Source: People’s Daily, September 27, 2021

Xi Jinping’s Latest Power Purge: Two Former Security and Justice Officers Ousted

Within a two day period, two high ranking officials in the public security sector in China were ousted. This move indicates Xi Jinping is continuing to purge his political opponents prior to the Chinese communist party’s 20th Congress in 2022. Xi has determined that, by 2022, he must completely secure the power of his leadership.

On October 2, the Central Commission for Discipline Inspection issued a short statement that Fu Zhenghua, the former Minister of Justice, is being investigated. The Commission didn’t provide further details. Just two days earlier, on September 30, the Commission issued a separate notice announcing Sun Lijun, the former vice-minister of Public Security, would be prosecuted for fraud, being too politically ambitious, and damaging the party’s unity.

Between 2013 and 2018, both Fu and Sun held several official positions. One was the head of the 610 Office—an extralegal secret police force akin to Nazi Germany’s Gestapo, which has been implementing Beijing’s persecution policies against Chinese citizens who practice Falun Gong, a spiritual practice that involves meditation exercises and moral teachings.

In 2012, Xi Jinping began a relentless “anti-corruption campaign” to eliminate his political opponents.
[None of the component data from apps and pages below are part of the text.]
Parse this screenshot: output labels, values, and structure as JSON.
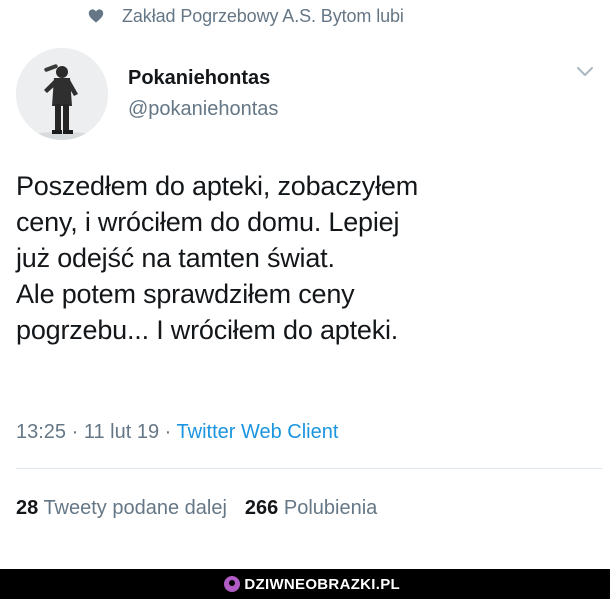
{
  "social_context": {
    "icon": "heart-icon",
    "text": "Zakład Pogrzebowy A.S. Bytom lubi"
  },
  "author": {
    "display_name": "Pokaniehontas",
    "handle": "@pokaniehontas"
  },
  "tweet": {
    "lines": [
      "Poszedłem do apteki, zobaczyłem",
      "ceny, i wróciłem do domu. Lepiej",
      "już odejść na tamten świat.",
      "Ale potem sprawdziłem ceny",
      "pogrzebu... I wróciłem do apteki."
    ],
    "time": "13:25",
    "separator": " · ",
    "date": "11 lut 19",
    "source": "Twitter Web Client"
  },
  "stats": {
    "retweets_count": "28",
    "retweets_label": " Tweety podane dalej",
    "likes_count": "266",
    "likes_label": " Polubienia"
  },
  "watermark": {
    "text": "DZIWNEOBRAZKI.PL"
  },
  "colors": {
    "text_primary": "#14171a",
    "text_secondary": "#657786",
    "link": "#1b95e0",
    "divider": "#e1e8ed"
  }
}
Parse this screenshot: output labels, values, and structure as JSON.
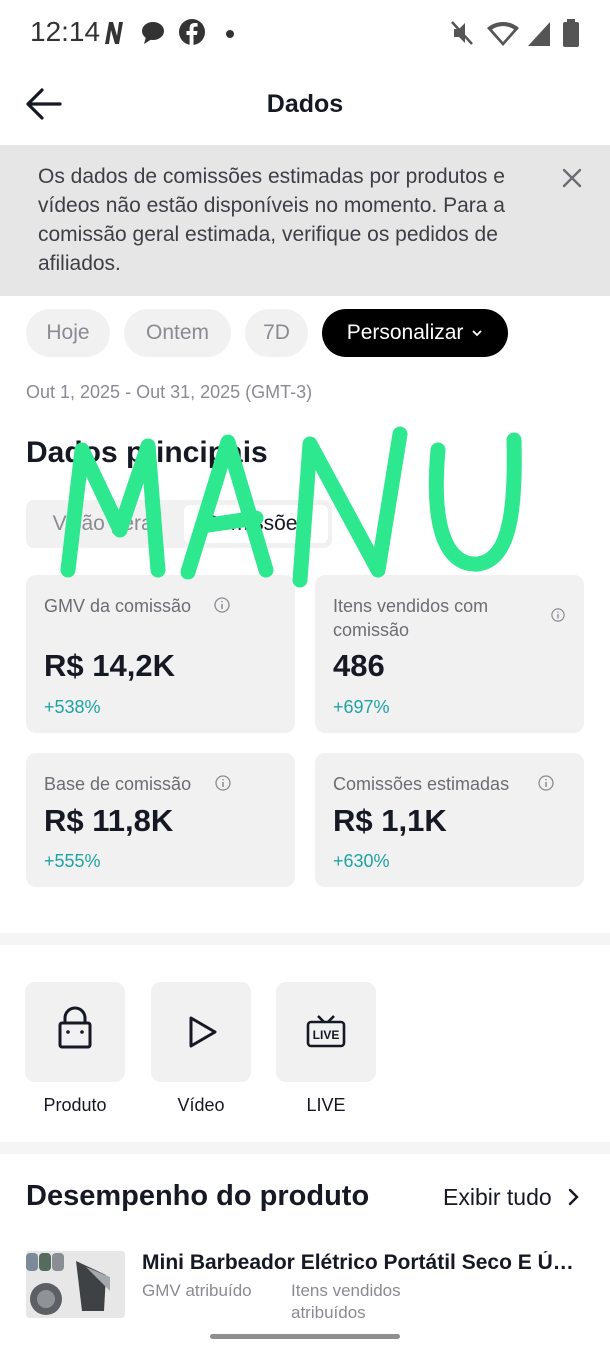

Since then, more than 100 “tigers and flies”— high- and low-ranking officials — have been purged for crimes of corruption such as bribery and embezzlement. There has been some speculation that, following the removal of Fu and Sun, another bigger “tiger” could be ousted next.

Source: Epoch Times, October 2, 2021

Electricity Prices Increase Following Recent Power Cuts

Since August, over 20 provinces in China have issued notices to limit electricity usage. This has caused blackouts in certain regions. The power plants are faced with increased electricity demand while there is a coal shortage and thus coal prices are higher. They are operating at a loss because the electricity price is set according to State Council guidelines.

Starting in July, over eight provinces have increased the price of electricity, but they are still within the 10 percent ceiling previously required by the State Council. Several provinces introduced peak demand pricing to normalize the usage. Currently the electricity price increase is aimed at business electricity consumption rather than at residential use.

On September 29, the National Development and Reform Commission issued a notice calling for increased coal production while enabling the coal power plants to set a price that is market driven and reflects the changes in demand and cost.

The central authorities said it is expected that this wave of price increases will continue to expand.

Source: Central News Agency, October 1, 2021

Cost of Ocean Freight from China to U.S. Up Tenfold Due to Container Shortage

Because of a container shortage, the cost of ocean freight from China to the U.S. has soared tenfold since August and reached a record high.

The price of a 40-foot container from China to the U.S. used to cost between US$1,000 and US$2,000, but since August it has risen to a record US$20,000. COVID shutdowns in ports in certain cities in China and other countries as well as a shortage of drivers at the port are the main culprits. It has a domino effect on the downstream supply chain, particularly in September and October when most of the goods entering the North American and European markets are for the upcoming Christmas shopping season.

Even though Chinese container manufacturers have increased their capacity to build more containers, it will still take some time to ease the constraint. Therefore, the container shortage will last for a while.

Source: Epoch Times, September 28, 2021